"Or we’ll discover multiple dead civilizations — that is, we’ll find their remains."
In 2017, astronomers spotted the interstellar object they later dubbed 'Oumuamua. Last month, they found another.
And in a provocative new paper, researchers predict that's just the tip of the iceberg. Soon, they say, new equipment could help spot hundreds more every year — revelatory observations that could teach us about the composition of other star systems.
The game changer, according to a pair of Yale University researchers who will soon publish their work in The Astrophysical Journal Letters, will be the Large Synoptic Survey Telescope, an orbital observatory scheduled to go online in 2023.
"There should be a lot of this material floating around," said Malena Rice, one of the researchers behind the study, in a press release. "So much more data will be coming out soon, thanks to new telescopes coming online. We won’t have to speculate."

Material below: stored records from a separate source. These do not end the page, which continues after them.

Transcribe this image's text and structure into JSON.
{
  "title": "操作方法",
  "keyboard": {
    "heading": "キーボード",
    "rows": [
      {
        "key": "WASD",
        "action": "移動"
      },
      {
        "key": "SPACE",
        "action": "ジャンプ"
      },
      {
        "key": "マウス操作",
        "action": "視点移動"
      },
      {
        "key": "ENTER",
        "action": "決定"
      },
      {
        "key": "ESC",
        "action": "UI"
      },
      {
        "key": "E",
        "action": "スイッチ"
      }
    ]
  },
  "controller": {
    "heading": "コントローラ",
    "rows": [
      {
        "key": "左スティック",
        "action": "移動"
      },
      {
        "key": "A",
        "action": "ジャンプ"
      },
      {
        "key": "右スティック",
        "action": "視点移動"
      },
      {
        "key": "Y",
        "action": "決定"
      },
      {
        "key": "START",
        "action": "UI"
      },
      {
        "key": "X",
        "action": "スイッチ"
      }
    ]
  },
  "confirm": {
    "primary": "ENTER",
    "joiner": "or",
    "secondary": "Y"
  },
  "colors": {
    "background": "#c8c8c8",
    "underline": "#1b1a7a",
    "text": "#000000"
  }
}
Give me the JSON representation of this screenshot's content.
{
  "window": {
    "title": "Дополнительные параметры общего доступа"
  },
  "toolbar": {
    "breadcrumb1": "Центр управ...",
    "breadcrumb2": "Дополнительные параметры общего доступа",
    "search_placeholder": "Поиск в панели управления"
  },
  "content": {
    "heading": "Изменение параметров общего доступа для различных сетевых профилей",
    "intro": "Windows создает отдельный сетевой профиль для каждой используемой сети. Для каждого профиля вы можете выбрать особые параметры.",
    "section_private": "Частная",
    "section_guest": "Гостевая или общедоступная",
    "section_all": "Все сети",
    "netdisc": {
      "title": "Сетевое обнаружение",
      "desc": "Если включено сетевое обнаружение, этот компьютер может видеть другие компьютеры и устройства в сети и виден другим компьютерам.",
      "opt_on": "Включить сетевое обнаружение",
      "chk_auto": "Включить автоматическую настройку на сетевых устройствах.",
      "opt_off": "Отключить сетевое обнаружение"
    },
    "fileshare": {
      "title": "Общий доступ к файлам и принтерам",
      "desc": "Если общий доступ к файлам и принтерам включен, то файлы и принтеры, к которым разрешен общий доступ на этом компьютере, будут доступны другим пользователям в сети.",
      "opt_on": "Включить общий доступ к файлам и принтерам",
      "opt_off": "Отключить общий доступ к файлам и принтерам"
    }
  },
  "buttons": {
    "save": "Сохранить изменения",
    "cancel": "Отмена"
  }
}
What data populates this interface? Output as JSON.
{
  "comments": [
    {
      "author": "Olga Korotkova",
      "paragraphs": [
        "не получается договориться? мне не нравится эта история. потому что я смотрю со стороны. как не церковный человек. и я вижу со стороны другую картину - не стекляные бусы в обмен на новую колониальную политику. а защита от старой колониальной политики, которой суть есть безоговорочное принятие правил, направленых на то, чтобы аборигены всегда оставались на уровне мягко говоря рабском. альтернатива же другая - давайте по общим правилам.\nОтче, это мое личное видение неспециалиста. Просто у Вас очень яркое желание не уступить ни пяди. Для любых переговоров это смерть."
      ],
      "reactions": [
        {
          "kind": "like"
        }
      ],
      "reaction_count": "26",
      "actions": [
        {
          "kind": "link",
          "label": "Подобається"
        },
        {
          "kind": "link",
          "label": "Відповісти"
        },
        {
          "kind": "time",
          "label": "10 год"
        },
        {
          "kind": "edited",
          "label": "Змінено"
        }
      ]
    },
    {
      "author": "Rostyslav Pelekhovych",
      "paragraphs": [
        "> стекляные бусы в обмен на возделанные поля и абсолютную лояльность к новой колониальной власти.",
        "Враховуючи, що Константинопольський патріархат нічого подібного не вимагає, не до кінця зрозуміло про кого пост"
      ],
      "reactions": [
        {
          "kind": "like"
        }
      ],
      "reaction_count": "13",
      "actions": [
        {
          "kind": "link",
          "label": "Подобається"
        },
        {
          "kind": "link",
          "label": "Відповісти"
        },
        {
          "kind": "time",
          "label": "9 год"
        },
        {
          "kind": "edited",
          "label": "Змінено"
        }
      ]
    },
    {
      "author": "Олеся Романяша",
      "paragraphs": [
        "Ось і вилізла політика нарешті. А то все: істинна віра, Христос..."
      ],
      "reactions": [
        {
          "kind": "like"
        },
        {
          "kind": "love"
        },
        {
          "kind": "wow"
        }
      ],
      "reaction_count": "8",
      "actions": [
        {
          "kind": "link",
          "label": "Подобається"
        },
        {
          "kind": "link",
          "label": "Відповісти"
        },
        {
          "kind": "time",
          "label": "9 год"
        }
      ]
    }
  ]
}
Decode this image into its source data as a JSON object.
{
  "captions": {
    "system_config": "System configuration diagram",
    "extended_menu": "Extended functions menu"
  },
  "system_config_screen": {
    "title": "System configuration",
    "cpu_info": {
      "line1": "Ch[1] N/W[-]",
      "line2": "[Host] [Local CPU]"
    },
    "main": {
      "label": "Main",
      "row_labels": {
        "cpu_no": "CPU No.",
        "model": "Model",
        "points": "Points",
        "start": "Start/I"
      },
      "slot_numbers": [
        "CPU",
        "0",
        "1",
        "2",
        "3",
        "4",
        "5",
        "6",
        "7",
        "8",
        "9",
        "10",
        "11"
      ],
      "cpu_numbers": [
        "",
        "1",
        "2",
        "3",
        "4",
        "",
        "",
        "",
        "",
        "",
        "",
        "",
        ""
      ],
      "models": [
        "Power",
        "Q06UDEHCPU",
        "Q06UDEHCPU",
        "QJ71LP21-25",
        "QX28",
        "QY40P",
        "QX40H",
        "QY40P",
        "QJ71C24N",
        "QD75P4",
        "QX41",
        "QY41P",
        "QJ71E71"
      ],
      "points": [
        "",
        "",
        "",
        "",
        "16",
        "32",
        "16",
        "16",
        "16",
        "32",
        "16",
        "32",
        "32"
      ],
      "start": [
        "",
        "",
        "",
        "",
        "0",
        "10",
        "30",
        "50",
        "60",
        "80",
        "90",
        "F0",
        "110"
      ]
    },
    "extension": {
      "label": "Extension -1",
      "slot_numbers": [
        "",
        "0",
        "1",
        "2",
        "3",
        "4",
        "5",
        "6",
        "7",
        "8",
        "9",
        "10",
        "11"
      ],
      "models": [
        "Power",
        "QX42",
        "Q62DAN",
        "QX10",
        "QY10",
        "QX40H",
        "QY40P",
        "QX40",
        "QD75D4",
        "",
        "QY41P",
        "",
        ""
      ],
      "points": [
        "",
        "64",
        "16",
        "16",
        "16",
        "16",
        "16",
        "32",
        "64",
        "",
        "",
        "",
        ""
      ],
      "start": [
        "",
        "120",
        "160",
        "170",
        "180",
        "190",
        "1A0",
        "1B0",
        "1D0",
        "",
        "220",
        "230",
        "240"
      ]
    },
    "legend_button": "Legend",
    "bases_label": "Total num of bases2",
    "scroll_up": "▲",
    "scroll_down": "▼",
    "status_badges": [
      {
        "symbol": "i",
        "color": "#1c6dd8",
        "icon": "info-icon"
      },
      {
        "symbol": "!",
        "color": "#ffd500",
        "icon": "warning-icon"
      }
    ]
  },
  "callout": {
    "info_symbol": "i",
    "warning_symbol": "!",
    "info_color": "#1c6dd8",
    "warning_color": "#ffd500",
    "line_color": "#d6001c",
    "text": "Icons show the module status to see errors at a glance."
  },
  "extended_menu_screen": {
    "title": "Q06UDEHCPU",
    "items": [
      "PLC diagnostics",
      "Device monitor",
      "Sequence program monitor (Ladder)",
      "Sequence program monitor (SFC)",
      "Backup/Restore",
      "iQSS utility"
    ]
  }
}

Sure, interstellar objects might just be rocks and comets. But some have also suggested that they could be alien probes or derelict spacecraft, drifting through the galaxy.
Influential Harvard astronomer Avi Loeb, for instance, raised eyebrows when he argued that 'Oumuamua — that's the interstellar object spotted back in 2017 — might be an alien spacecraft.
“As soon as we leave the solar system, I believe we will see a great deal of traffic out there," he told the Israeli newspaper Haaretz earlier this year. "Possibly we’ll get a message that says, ‘Welcome to the interstellar club.’ Or we’ll discover multiple dead civilizations — that is, we’ll find their remains.”
MORE: Get ready for more interstellar objects, Yale astronomers say [Yale]
More on interstellar objects: Here's a Pic of That Mysterious Object From Beyond Solar System